A Nova Scotia business is happy to have its office chicken back after she flew the coop over the weekend.
Henrietta the “rogue chicken” had been living at Dalton Jodrey Plumbing & Heating in Pleasantville, N.S., since last summer after she showed up one day with a group of guinea hens who roam the neighbourhood.
“She just never went back with the guinea hens,” said office manager Michele Brewster. “She just kind of hangs in the yard.”
Henrietta has a coop set up in the company garage, where she stays at night with her babies. She spends her days wandering around the property and is quite fond of tomatoes, Brewster said.
While she may be a chicken by breed, Henrietta is not a chicken by nature. The bird has an appetite for adventure and has a habit of sneaking into vehicles when the driver isn’t looking.
“You have to watch because she’s been known to jump in a work van and go down the road before they realize that she’s in the van,” Brewster said.
“She’s a riot.”
The chicken isn’t scared of the loud work trucks — “I don’t know if she’s courageous or stupid,” Brewster said — and has had to be chased away from them in the past.
On Sunday, Dalton Jodrey Plumbing & Heating had a call for a septic tank pump-out. The worker arrived that morning to take the vacuum truck to go on the job.
“When he went to get out of the truck, he noticed she was tucked in under the cab,” Brewster said.
“So he took her out, scooched her in the barn, thought he scared her off enough to keep her in the barn, went to go do the job.”
Little did he know that the freedom-seeking fowl had managed to sneak back on the truck.
“Then, at the end of the day when they came to put the chickens in, the babies were there, but she was not,” Brewster said.
“We scoured the yard, the whole property — because sometimes she’ll disappear laying eggs, and she’ll sit on them, but she’ll always come back for dinner — and she didn’t come back.”
Everyone was “very upset,” she said, as the weather was extremely cold on Monday and Tuesday.
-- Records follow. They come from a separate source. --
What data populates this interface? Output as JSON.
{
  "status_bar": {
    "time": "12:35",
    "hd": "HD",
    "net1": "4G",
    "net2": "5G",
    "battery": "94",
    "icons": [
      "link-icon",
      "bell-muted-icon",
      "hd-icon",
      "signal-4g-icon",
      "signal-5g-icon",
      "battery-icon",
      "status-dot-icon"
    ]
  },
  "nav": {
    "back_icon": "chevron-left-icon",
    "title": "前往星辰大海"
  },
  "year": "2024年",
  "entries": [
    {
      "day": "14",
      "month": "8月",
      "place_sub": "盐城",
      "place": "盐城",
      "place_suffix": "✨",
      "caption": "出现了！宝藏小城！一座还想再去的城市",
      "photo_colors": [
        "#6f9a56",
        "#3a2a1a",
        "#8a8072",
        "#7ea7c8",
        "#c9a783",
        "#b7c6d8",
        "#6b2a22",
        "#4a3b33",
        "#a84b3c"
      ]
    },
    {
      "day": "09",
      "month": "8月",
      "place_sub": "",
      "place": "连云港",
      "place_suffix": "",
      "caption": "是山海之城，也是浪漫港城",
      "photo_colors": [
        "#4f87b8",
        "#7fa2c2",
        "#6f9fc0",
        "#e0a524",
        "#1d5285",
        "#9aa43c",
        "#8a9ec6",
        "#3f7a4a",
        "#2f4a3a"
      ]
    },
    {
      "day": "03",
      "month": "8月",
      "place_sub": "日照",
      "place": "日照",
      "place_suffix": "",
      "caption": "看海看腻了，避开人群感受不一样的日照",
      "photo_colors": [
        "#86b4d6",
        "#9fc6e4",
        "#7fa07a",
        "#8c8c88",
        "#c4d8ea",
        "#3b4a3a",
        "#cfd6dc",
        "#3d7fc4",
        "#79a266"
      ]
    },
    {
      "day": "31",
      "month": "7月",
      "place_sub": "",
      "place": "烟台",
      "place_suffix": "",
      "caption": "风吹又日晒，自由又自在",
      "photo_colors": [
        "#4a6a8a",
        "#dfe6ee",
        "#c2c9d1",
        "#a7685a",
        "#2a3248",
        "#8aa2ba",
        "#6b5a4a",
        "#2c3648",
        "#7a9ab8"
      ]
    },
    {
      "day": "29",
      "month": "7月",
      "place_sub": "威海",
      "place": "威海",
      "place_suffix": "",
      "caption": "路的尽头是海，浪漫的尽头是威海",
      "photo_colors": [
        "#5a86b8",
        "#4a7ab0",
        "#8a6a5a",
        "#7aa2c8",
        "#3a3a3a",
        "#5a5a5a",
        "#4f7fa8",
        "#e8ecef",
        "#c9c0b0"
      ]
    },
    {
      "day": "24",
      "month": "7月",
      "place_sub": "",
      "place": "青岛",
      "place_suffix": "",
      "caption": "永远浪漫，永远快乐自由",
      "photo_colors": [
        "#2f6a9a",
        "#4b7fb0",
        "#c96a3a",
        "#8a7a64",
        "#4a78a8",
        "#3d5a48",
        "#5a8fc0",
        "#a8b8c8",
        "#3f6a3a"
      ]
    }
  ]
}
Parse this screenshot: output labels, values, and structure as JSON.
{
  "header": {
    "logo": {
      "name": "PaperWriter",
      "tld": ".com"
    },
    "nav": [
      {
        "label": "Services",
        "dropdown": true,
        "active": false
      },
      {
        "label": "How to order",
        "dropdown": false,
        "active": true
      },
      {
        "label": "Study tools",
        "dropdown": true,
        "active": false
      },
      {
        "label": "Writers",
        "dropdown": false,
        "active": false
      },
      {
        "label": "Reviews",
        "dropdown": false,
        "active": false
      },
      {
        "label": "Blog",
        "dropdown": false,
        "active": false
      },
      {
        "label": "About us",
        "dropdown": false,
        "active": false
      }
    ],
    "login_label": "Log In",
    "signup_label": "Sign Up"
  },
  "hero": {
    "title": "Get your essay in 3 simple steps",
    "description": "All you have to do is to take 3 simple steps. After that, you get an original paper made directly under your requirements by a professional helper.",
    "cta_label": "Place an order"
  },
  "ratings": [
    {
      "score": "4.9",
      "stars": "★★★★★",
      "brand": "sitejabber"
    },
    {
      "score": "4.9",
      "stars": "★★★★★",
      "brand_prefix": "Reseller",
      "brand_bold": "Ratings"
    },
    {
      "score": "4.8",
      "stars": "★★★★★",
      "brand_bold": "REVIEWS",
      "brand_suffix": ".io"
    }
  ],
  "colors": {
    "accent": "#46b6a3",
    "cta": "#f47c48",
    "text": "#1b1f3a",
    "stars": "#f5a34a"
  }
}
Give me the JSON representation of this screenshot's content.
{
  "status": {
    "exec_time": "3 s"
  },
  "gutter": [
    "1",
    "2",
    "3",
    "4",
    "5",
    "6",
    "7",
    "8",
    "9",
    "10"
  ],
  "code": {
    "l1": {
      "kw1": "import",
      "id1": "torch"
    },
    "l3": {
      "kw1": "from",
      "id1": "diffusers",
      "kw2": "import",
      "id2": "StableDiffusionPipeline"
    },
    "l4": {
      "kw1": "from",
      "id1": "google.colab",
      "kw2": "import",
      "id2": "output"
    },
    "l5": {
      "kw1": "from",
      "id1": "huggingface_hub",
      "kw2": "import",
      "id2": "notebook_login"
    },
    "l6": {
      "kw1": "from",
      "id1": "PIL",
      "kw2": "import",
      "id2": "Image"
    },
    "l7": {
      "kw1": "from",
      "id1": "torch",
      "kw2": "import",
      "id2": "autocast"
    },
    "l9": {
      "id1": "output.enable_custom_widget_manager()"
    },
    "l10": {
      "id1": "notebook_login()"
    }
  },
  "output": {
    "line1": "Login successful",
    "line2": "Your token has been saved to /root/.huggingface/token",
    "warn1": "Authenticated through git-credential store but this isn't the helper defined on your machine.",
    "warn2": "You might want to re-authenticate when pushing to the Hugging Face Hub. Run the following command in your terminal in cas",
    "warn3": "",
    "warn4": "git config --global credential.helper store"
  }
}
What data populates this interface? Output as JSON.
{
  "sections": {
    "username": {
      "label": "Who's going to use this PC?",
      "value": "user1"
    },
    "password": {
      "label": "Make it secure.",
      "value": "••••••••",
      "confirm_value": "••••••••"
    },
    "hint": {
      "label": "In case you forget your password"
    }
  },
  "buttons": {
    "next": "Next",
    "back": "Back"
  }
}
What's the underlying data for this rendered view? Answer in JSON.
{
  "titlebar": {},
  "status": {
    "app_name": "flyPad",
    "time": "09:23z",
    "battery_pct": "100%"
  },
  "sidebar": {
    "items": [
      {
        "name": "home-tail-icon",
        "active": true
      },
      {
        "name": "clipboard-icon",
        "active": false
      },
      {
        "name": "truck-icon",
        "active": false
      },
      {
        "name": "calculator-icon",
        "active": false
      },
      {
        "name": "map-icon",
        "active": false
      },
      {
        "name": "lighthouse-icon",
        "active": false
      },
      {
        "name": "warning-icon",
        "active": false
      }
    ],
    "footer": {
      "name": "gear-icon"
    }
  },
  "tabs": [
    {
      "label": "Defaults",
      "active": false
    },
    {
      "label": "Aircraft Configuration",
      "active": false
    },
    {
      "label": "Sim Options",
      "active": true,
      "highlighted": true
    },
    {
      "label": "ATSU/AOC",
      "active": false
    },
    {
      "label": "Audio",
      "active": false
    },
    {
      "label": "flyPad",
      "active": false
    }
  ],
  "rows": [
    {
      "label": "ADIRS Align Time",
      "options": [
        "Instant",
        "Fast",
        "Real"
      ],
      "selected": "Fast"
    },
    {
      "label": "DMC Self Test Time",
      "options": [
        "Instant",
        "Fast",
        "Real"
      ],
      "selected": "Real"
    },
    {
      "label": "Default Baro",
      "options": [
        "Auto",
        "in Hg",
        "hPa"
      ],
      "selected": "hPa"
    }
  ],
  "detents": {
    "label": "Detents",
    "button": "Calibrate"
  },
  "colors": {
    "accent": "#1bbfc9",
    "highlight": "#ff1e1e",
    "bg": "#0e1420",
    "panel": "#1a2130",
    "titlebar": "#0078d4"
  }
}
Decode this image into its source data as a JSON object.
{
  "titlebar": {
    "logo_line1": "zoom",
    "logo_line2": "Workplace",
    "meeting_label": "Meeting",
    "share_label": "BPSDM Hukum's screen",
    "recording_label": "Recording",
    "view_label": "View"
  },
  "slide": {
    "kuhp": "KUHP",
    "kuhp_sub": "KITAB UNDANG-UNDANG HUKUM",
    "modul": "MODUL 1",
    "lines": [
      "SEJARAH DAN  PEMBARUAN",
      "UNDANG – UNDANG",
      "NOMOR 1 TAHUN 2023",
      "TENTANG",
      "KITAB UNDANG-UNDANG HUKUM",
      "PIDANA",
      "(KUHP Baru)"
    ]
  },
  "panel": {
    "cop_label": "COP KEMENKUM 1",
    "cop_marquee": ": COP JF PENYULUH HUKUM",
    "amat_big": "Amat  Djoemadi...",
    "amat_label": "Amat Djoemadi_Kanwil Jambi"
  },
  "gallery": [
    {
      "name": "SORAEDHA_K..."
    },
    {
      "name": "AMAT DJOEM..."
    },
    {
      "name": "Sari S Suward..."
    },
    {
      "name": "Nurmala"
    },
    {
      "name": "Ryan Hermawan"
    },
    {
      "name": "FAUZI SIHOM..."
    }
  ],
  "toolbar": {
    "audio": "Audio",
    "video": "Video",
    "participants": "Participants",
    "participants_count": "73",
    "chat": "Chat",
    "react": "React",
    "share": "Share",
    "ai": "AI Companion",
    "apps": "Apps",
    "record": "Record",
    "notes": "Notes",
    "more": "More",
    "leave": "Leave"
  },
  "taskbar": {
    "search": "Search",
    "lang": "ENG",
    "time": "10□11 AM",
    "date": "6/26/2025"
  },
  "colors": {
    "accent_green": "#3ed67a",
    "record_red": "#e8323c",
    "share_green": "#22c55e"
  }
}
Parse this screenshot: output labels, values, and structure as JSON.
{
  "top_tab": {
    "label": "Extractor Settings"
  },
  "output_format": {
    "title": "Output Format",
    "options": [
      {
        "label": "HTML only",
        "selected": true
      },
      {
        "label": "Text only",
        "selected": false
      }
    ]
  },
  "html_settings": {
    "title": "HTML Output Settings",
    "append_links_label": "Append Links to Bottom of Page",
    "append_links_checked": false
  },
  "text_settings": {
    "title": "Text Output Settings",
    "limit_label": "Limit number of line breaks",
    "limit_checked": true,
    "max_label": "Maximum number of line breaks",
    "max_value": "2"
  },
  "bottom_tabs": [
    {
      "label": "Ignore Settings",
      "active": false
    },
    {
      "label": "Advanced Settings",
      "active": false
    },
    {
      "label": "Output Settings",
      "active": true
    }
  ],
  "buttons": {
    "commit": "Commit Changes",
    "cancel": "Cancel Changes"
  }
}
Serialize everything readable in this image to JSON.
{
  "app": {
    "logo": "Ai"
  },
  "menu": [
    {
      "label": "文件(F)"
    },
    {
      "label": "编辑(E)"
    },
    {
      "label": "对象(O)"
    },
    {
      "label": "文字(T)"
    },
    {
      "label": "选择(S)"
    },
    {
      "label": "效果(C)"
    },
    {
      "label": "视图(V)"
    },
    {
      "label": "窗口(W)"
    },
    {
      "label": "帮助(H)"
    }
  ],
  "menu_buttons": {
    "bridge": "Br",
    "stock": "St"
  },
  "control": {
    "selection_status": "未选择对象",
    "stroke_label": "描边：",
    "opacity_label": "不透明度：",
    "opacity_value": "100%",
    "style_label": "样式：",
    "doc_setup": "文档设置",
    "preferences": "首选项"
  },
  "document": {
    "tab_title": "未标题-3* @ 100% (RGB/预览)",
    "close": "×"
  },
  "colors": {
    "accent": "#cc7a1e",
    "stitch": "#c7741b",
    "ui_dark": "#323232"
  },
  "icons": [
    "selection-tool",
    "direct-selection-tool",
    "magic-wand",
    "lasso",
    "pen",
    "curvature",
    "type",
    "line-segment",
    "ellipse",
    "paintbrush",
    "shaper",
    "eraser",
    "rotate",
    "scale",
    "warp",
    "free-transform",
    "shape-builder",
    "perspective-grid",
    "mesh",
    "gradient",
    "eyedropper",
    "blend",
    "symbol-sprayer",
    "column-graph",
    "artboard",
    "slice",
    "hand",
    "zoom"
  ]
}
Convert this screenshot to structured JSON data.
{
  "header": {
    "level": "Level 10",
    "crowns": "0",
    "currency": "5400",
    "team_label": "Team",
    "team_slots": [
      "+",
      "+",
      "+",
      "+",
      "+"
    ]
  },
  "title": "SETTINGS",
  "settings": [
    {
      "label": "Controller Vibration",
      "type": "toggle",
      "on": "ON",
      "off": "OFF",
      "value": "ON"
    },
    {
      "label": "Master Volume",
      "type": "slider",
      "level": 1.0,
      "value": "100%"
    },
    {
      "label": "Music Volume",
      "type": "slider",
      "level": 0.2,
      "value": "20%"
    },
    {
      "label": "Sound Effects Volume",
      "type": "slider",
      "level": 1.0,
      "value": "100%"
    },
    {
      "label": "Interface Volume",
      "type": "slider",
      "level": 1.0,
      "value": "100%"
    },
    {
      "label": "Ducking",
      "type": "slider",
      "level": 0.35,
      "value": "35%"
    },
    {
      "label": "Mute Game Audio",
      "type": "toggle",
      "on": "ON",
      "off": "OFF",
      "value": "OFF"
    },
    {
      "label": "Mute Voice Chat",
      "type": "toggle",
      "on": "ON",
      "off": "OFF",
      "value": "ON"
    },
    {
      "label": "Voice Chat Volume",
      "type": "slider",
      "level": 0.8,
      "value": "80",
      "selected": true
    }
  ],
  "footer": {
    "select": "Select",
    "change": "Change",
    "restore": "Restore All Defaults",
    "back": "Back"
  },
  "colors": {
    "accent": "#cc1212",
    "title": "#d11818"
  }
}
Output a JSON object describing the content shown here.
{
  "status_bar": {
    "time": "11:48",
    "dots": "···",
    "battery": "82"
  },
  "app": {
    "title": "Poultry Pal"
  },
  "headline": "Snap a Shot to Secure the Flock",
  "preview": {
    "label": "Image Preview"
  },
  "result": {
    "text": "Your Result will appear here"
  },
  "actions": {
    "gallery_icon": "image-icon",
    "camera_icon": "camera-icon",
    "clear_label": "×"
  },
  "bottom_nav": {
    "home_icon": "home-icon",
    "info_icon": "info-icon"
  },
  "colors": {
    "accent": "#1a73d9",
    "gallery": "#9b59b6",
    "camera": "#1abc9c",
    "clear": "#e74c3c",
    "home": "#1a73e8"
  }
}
However, they didn’t find any evidence that she had been plucked away by a hungry fox or eagle, so there was still hope.
After having no luck in their search, the business made a post on its Facebook page on Wednesday asking if anyone had seen Henrietta in the community located about 90 minutes from Halifax.
That’s when they found out that she had been rescued and taken to the wildlife rehabilitation centre Hope for Wildlife after she was spotted running around Bridgewater, a 10-minute drive away.
“She was in town, she must have jumped out of the truck by the intersection by the bridge in Bridgewater,” Brewster said.
They went to pick Henrietta up from the organization Wednesday evening and she is now safely back at home.
“We were just over the moon. … We were just beside ourselves without her,” said Brewster on Thursday.
“So that’s quite the excellent adventure. We haven’t seen her try to get in the truck today, but it’s early in the day.”
On Thursday morning, Henrietta was happily running around with the little ones, clucking away and digging holes.
“She’s probably pretty happy to be home, but I can’t imagine what goes through a chicken’s mind,” Brewster said.
While some at the business believe the incident might have put Henrietta off from future stowaway adventures, Brewster isn’t convinced.
“She’s almost like a little puppy — just loves to explore, very curious about everything,” she said.
“I don’t know. We’ll have to wait and see.”